Modelling Soil Respiration of Food Waste Compost Amended Soil
Dolit, Siti Aisyah Mohd
Azman, Nur Raudhah
Asli, Umi Aisah
Khamis, Aidee Kamal
Baharulrazi, Norfhairna
Yunus, Nor Alafiza

How to Cite

Dolit S.A.M., Azman N.R., Asli U.A., Khamis A.K., Baharulrazi N., Yunus N.A., 2023, Modelling Soil Respiration of Food Waste Compost Amended Soil, Chemical Engineering Transactions, 106, 811-816.


Soil respiration plays a crucial role in the worldwide carbon cycle and displays great sensitivity to shifts in soil temperature and moisture levels. Accurate prediction of soil respiration under different ratios of food waste compost (FWC) amended soil in various variables requires a clear understanding of the processes involved. This research introduces an appropriate model aimed at estimating soil respiration. This paper employed three distinct regression models: multiple linear (Model 1), first-order polynomial (Model 2), and second-order polynomial (Model 3). These models were employed to predict soil respiration by assessing its relationship with various factors. The study examined several factors, including FWC amended ratio (A), pH (B), electrical conductivity (EC) (C), organic matter (OM) (D), carbon-to-nitrogen ratio (C/N) (E), moisture content (F), porosity (G), and microbial count (H). These factors were considered potential influencers of the CO2 efflux response. It was observed that A,B,C and E exhibited p-values below 0.05 signifying their significance in the context of the study. Among the regression models, Model 3 demonstrated the lowest mean squared error of prediction (MSEP) and root mean square error (RMSE), 1.142 % and 0.153, respectively. The suitability of Model 3 for predicting soil respiration was attributed to its capacity to account for interaction effects among independent variables.
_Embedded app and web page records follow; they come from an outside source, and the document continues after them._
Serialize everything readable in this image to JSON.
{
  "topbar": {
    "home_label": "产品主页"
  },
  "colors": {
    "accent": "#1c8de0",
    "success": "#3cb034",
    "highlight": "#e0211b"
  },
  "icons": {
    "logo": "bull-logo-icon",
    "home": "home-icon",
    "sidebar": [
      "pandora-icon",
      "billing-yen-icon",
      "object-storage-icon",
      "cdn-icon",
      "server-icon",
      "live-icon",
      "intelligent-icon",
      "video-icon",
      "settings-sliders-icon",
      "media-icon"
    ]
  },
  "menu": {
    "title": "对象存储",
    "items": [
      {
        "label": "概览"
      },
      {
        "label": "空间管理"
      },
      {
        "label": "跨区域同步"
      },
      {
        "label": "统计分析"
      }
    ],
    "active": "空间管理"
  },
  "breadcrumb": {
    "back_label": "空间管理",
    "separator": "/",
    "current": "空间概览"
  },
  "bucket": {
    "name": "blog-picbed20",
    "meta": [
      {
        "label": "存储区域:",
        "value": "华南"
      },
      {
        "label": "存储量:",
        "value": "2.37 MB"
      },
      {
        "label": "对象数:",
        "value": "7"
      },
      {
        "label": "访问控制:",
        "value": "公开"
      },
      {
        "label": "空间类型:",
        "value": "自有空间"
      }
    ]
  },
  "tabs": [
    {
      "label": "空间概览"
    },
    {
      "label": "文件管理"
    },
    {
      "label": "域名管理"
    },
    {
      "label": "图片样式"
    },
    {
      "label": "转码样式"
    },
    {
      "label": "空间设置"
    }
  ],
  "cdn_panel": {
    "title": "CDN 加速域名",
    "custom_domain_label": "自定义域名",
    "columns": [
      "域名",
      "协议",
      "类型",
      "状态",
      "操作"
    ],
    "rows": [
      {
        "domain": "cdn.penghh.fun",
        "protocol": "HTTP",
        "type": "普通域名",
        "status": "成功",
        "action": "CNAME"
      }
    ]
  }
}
Conversely, the results indicated that a non-linear model provide a better understanding of soil respiration under different ratios of FWC amended soil due to the smallest MSEP and RMSE, suggesting that the predictive model for CO2 efflux aligned more with second-order behaviour.